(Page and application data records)
▼

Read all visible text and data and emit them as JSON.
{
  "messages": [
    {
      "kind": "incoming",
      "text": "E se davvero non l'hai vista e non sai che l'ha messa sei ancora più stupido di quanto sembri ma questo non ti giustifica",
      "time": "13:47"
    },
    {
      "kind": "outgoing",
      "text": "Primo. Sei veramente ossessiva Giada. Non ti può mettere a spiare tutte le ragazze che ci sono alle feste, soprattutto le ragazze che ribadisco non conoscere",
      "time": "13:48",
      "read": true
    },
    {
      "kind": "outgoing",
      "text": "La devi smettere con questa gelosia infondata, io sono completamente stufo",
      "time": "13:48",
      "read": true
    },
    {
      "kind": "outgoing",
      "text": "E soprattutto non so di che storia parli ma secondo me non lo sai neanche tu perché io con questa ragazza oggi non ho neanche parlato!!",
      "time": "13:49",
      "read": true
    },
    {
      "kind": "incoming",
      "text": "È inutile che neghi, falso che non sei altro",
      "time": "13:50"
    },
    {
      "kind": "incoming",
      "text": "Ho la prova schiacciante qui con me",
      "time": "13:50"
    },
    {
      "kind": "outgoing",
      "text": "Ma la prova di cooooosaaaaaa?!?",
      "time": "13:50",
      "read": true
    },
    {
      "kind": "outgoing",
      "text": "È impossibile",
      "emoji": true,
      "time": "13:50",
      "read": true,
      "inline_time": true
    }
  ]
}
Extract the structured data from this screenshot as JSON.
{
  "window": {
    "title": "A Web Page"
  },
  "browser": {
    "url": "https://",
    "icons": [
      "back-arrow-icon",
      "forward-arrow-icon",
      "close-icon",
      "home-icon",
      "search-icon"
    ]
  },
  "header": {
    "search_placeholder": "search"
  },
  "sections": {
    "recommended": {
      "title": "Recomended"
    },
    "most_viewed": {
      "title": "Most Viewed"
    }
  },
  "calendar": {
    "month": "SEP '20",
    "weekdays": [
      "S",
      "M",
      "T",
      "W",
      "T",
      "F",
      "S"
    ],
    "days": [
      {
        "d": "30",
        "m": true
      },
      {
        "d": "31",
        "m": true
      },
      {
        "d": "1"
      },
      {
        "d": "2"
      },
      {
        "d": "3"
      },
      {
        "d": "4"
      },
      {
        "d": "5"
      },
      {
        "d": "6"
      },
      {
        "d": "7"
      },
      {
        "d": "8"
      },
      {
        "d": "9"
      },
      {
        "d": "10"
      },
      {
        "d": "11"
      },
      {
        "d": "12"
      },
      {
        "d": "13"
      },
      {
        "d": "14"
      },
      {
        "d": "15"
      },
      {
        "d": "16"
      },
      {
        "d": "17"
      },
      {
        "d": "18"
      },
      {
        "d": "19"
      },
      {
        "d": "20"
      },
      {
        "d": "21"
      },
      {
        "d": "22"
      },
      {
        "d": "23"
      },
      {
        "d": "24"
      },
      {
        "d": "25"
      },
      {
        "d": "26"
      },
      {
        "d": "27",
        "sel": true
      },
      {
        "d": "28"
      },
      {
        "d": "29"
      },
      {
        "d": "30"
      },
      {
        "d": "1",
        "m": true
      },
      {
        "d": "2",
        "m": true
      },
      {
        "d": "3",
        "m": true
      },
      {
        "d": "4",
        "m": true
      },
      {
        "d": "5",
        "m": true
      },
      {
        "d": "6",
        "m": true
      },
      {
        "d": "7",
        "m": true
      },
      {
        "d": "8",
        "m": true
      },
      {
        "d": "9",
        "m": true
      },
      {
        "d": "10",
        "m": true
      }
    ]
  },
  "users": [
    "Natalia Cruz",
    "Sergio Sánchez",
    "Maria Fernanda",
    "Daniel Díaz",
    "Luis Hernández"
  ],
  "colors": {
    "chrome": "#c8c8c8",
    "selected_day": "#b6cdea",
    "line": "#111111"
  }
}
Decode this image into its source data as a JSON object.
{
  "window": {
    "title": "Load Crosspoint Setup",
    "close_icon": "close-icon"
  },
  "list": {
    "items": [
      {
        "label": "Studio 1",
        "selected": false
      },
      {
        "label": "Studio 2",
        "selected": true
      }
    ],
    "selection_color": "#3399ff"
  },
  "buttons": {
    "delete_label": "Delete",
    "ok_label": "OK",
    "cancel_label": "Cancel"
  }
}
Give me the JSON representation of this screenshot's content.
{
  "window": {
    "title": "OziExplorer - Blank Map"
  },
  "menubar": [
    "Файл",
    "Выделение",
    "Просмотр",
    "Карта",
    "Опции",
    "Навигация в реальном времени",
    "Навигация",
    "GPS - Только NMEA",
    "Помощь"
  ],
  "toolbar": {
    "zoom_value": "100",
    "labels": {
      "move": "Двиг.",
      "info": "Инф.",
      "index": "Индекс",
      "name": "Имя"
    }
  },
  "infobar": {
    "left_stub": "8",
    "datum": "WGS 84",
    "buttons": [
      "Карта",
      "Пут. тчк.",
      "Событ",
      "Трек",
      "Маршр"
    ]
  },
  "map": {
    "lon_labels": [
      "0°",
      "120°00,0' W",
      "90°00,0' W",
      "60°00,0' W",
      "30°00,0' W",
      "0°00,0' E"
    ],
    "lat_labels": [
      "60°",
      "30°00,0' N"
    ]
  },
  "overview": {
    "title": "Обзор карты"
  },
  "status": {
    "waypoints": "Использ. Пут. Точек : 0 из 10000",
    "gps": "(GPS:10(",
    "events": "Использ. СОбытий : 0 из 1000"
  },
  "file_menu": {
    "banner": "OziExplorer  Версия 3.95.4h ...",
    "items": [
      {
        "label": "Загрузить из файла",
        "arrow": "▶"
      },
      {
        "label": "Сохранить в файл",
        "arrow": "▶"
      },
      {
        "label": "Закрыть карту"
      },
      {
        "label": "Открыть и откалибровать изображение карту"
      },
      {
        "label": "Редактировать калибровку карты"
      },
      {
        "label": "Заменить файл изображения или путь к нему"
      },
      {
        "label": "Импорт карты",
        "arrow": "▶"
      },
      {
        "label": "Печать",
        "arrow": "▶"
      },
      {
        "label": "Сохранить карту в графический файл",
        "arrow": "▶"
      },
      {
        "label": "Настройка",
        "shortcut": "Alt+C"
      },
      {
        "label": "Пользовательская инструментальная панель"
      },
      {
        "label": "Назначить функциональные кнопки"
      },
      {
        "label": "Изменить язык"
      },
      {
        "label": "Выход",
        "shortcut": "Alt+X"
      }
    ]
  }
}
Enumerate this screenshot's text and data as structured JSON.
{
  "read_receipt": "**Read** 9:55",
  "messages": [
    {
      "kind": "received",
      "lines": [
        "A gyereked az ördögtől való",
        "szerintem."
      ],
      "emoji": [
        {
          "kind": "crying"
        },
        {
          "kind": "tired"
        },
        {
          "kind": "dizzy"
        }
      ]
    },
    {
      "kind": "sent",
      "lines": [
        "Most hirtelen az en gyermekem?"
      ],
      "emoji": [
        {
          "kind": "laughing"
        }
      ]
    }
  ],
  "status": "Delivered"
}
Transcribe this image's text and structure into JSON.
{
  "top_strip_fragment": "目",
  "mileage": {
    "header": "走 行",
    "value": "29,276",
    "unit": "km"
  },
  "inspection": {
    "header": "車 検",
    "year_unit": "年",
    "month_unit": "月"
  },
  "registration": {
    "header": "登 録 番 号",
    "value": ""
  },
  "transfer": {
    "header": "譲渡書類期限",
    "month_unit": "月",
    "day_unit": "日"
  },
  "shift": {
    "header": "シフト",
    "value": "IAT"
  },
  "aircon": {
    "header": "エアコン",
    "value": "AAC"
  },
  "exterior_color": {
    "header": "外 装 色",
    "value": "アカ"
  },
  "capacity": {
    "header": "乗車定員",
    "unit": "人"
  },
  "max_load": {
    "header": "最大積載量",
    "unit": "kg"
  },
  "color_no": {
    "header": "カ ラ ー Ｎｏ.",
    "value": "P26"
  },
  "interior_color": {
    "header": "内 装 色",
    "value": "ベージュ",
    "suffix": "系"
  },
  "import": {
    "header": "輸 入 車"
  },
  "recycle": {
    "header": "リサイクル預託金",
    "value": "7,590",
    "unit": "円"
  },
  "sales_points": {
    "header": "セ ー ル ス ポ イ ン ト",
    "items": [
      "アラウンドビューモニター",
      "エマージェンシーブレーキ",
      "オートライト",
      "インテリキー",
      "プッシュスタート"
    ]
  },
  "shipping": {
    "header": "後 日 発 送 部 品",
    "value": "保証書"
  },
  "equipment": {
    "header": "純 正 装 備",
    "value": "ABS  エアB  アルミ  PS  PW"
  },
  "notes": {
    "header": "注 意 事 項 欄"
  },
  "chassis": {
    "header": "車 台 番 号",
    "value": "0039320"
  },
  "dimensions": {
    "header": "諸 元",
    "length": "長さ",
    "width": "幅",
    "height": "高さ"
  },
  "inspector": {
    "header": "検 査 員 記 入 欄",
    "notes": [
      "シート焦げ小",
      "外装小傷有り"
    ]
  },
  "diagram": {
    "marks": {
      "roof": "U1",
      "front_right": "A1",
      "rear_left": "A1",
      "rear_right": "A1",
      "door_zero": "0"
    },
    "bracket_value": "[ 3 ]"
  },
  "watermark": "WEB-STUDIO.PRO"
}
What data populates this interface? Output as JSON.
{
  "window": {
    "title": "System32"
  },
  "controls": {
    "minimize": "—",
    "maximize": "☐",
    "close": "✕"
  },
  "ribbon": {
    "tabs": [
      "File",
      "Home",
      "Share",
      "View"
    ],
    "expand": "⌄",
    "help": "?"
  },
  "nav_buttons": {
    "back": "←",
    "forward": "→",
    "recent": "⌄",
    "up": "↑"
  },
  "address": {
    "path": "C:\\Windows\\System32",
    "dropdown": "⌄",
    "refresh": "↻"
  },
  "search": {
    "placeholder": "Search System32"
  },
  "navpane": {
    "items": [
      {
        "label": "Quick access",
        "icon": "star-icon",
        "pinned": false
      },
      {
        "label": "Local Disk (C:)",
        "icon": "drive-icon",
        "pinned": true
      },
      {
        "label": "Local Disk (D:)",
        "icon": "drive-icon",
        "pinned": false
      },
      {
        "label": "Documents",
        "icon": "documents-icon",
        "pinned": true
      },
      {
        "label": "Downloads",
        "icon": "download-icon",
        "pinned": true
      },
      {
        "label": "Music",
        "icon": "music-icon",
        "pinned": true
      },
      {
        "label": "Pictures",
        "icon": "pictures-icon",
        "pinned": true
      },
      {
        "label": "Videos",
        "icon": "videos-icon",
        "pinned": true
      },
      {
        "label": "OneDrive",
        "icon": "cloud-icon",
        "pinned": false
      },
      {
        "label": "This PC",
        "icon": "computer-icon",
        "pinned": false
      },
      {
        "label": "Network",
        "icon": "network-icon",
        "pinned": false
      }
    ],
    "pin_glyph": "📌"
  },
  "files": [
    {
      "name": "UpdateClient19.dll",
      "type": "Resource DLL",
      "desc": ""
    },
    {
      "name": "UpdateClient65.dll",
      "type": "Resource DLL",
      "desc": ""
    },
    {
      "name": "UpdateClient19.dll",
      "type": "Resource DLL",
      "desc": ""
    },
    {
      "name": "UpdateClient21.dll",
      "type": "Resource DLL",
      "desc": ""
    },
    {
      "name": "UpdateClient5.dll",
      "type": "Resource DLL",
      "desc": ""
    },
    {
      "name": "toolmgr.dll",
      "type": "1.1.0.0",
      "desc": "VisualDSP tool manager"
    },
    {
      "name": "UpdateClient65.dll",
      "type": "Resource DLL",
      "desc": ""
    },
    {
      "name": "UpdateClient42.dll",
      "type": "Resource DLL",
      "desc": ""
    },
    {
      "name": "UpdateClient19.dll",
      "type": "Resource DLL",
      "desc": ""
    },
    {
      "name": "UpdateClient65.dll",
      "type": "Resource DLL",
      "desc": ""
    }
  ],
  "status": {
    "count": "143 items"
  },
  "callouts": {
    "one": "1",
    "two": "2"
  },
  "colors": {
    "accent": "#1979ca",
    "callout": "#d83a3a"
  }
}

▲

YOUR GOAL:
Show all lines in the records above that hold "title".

TASK SOLUTION:
    "title": "A Web Page"
      "title": "Recomended"
      "title": "Most Viewed"
    "title": "Load Crosspoint Setup",
    "title": "OziExplorer - Blank Map"
    "title": "Обзор карты"
    "title": "System32"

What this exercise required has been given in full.